Tamboe said he didn’t insult or threaten the protestors, but he claims they did both. He said they told him he needed mental help, and at one point, one of the demonstrators walked around the table to the opposite side. Tamboe said he took a few steps back.
“I find it sad they called the police on me for doing the same thing they were,” Tamboe said. While he admitted it’s hypocritical, Tamboe said it’s more than that. “With this group, it’s ignorance. They have a belief that they are entitled to spread their ideology, but anyone who disagrees is wrong and doesn’t have the civil liberty to oppose them. They aren’t being intellectually honest with themselves.”
Tamboe, while there for two hours, took the time to read the literature given to him, which consisted of five double-sided pages, all authored between May 6 and July 31. According to the handouts, the activists had two goals: impeach Obama and restore the Glass-Steagall Act. The law limited affiliations between commercial banks and securities firms. It was passed during the Great Depression and repealed in the late ’90s.
According to one handout, “The day Glass-Steagall is reinstated is the day we foreclose on the Wall Street bastards whose blatantly stated intention has been to kill you, the people of this nation.”
Another handout was devoted to impeaching Obama. It alleged eight impeachable counts, including starting a preemptive war against Libya without congressional approval; violation of the Fifth Amendment through the murder of American citizens including Anwar al-Awlaki; crafting a health-care plan that would lead to inadequate surgical and medical services; and conspiring to commit the United States to an international genocide policy.

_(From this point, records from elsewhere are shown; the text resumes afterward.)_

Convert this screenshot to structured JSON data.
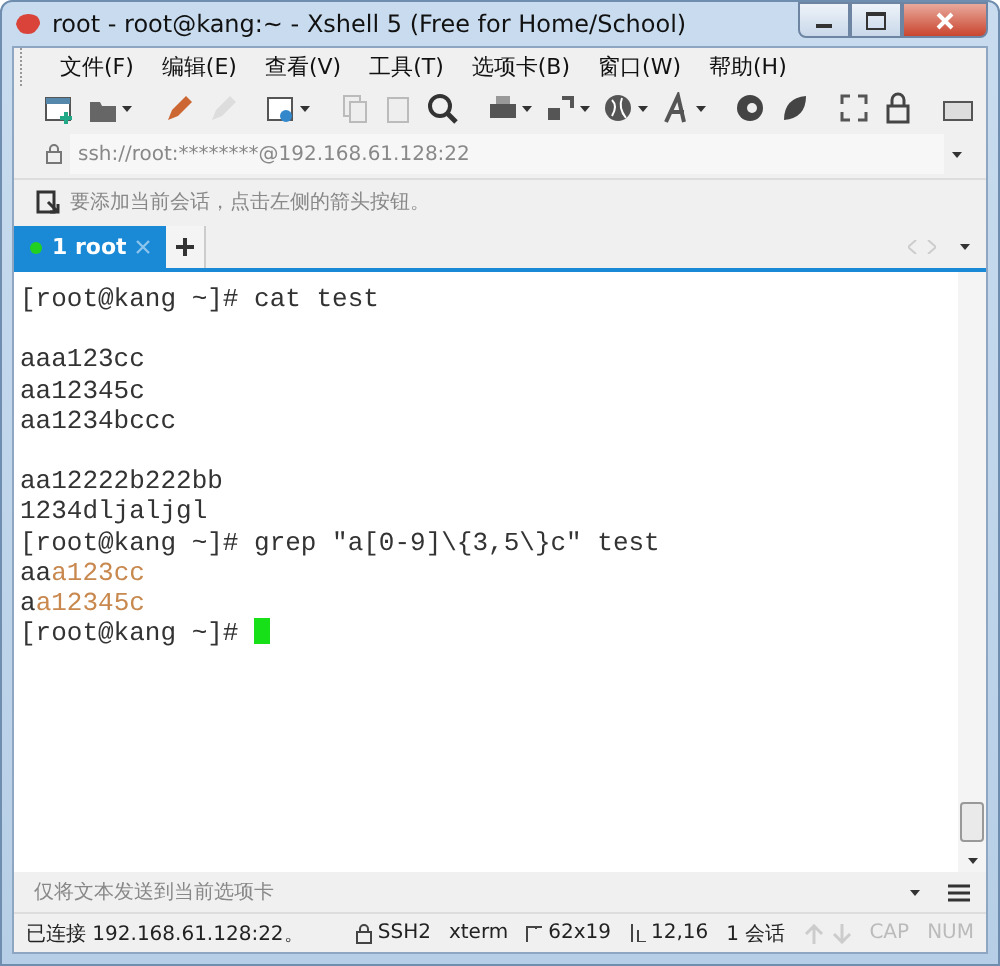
{
  "window": {
    "title": "root - root@kang:~ - Xshell 5 (Free for Home/School)"
  },
  "menu": [
    "文件(F)",
    "编辑(E)",
    "查看(V)",
    "工具(T)",
    "选项卡(B)",
    "窗口(W)",
    "帮助(H)"
  ],
  "address": {
    "value": "ssh://root:********@192.168.61.128:22"
  },
  "hint": "要添加当前会话，点击左侧的箭头按钮。",
  "tabs": [
    {
      "label": "1 root",
      "selected": true,
      "connected": true
    }
  ],
  "terminal": {
    "lines": [
      {
        "kind": "text",
        "segments": [
          {
            "text": "[root@kang ~]# cat test",
            "highlight": false
          }
        ]
      },
      {
        "kind": "blank"
      },
      {
        "kind": "text",
        "segments": [
          {
            "text": "aaa123cc",
            "highlight": false
          }
        ]
      },
      {
        "kind": "text",
        "segments": [
          {
            "text": "aa12345c",
            "highlight": false
          }
        ]
      },
      {
        "kind": "text",
        "segments": [
          {
            "text": "aa1234bccc",
            "highlight": false
          }
        ]
      },
      {
        "kind": "blank"
      },
      {
        "kind": "text",
        "segments": [
          {
            "text": "aa12222b222bb",
            "highlight": false
          }
        ]
      },
      {
        "kind": "text",
        "segments": [
          {
            "text": "1234dljaljgl",
            "highlight": false
          }
        ]
      },
      {
        "kind": "text",
        "segments": [
          {
            "text": "[root@kang ~]# grep \"a[0-9]\\{3,5\\}c\" test",
            "highlight": false
          }
        ]
      },
      {
        "kind": "text",
        "segments": [
          {
            "text": "aa",
            "highlight": false
          },
          {
            "text": "a123cc",
            "highlight": true
          }
        ]
      },
      {
        "kind": "text",
        "segments": [
          {
            "text": "a",
            "highlight": false
          },
          {
            "text": "a12345c",
            "highlight": true
          }
        ]
      },
      {
        "kind": "text",
        "segments": [
          {
            "text": "[root@kang ~]# ",
            "highlight": false
          }
        ]
      }
    ],
    "cursor": true
  },
  "send_bar": {
    "placeholder": "仅将文本发送到当前选项卡"
  },
  "status_bar": [
    {
      "kind": "text",
      "text": "已连接 192.168.61.128:22。",
      "disabled": false
    },
    {
      "kind": "lock",
      "text": "SSH2",
      "disabled": false
    },
    {
      "kind": "text",
      "text": "xterm",
      "disabled": false
    },
    {
      "kind": "size",
      "text": "62x19",
      "disabled": false
    },
    {
      "kind": "pos",
      "text": "12,16",
      "disabled": false
    },
    {
      "kind": "text",
      "text": "1 会话",
      "disabled": false
    },
    {
      "kind": "arrows",
      "disabled": true
    },
    {
      "kind": "text",
      "text": "CAP",
      "disabled": true
    },
    {
      "kind": "text",
      "text": "NUM",
      "disabled": true
    }
  ]
}
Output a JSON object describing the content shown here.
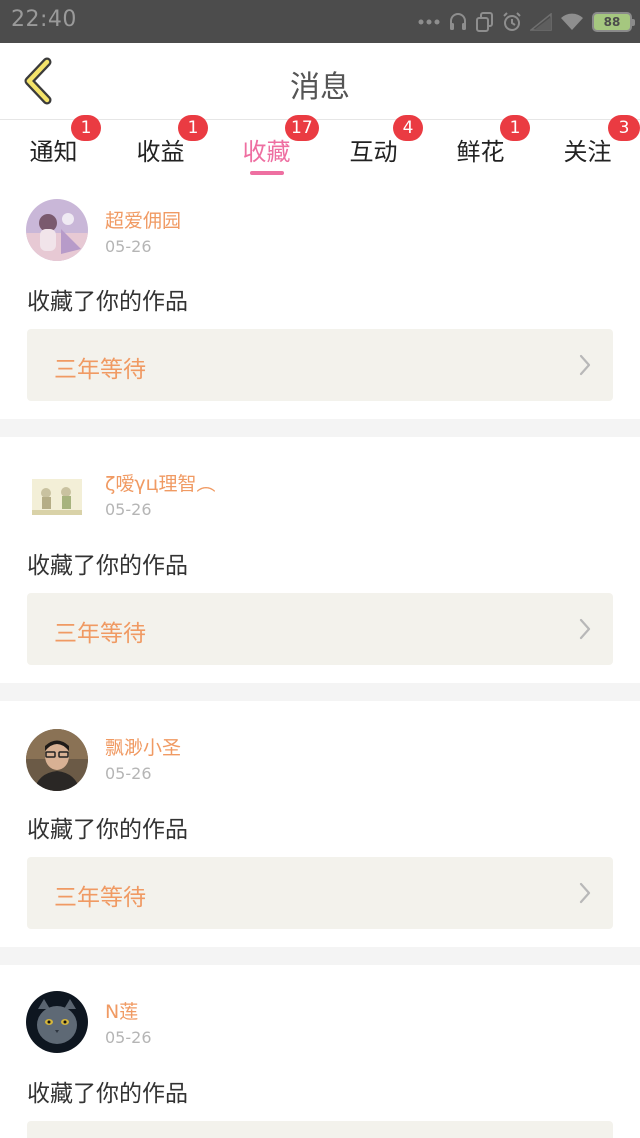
{
  "status_bar": {
    "time": "22:40",
    "battery": "88",
    "icons": [
      "dots-icon",
      "headset-icon",
      "copy-icon",
      "alarm-icon",
      "signal-icon",
      "wifi-icon",
      "battery-icon"
    ]
  },
  "header": {
    "title": "消息",
    "back_icon": "chevron-left-icon"
  },
  "tabs": [
    {
      "label": "通知",
      "badge": "1",
      "active": false
    },
    {
      "label": "收益",
      "badge": "1",
      "active": false
    },
    {
      "label": "收藏",
      "badge": "17",
      "active": true
    },
    {
      "label": "互动",
      "badge": "4",
      "active": false
    },
    {
      "label": "鲜花",
      "badge": "1",
      "active": false
    },
    {
      "label": "关注",
      "badge": "3",
      "active": false
    }
  ],
  "feed": [
    {
      "username": "超爱佣园",
      "date": "05-26",
      "action": "收藏了你的作品",
      "work_title": "三年等待"
    },
    {
      "username": "ζ嗳γц理智︵",
      "date": "05-26",
      "action": "收藏了你的作品",
      "work_title": "三年等待"
    },
    {
      "username": "飘渺小圣",
      "date": "05-26",
      "action": "收藏了你的作品",
      "work_title": "三年等待"
    },
    {
      "username": "N莲",
      "date": "05-26",
      "action": "收藏了你的作品",
      "work_title": ""
    }
  ],
  "colors": {
    "accent_pink": "#ee6fa1",
    "username_orange": "#f09a63",
    "badge_red": "#ea3b42",
    "work_box_bg": "#f3f2ec",
    "status_bar_bg": "#4c4c4c"
  }
}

The allegations for the Libyan war and the murder of al-Awlaki, according to the handout, were prima facie and required no investigation to make the case.
“Some of the stuff was outrageous, but I didn’t disagree with everything,” said Tamboe. “They actually had some good ideas. Unfortunately, they weren’t willing to get into a discussion about the issues.”
While both Tamboe and the protesters had themselves an eventful day, legally it was nothing more than an inconsequential discussion between two parties.
“They were just engaging in a conversation,” said Police Chief Ed Mello, who confirmed that no permit was needed because the protesters weren’t obstructing the sidewalk or selling anything. “It’s their constitutional right.”
“It’s what makes this country great,” said Town Administrator Bruce Keiser.
A protester declined an interview with the Press. When asked if he were allowed to give interviews, he said, “I don’t want to. Call the number on the bottom of the paper and they can give you an official statement.”
Alan Demers from the La- Rouche Political Action Committee’s
Boston office said these events aren’t isolated. “There are quite a few people out there who harass us,” he said. “If they don’t go away, sometimes we have to call the police.”
Demers indicated that cases like this happen often, and while he couldn’t speak specifically about the incident, he said receiving similar phone calls about confrontations between protesters and residents were common.
Before the protesters left, they took one last shot at Tamboe. Instead of being insulted, Tamboe was flattered.
“I asked them what kind of training they had,” he said. “I figured if they couldn’t handle me, they must have a tough time. They told me they never met anyone like me before. I took it as a compliment. I thought that was cool.”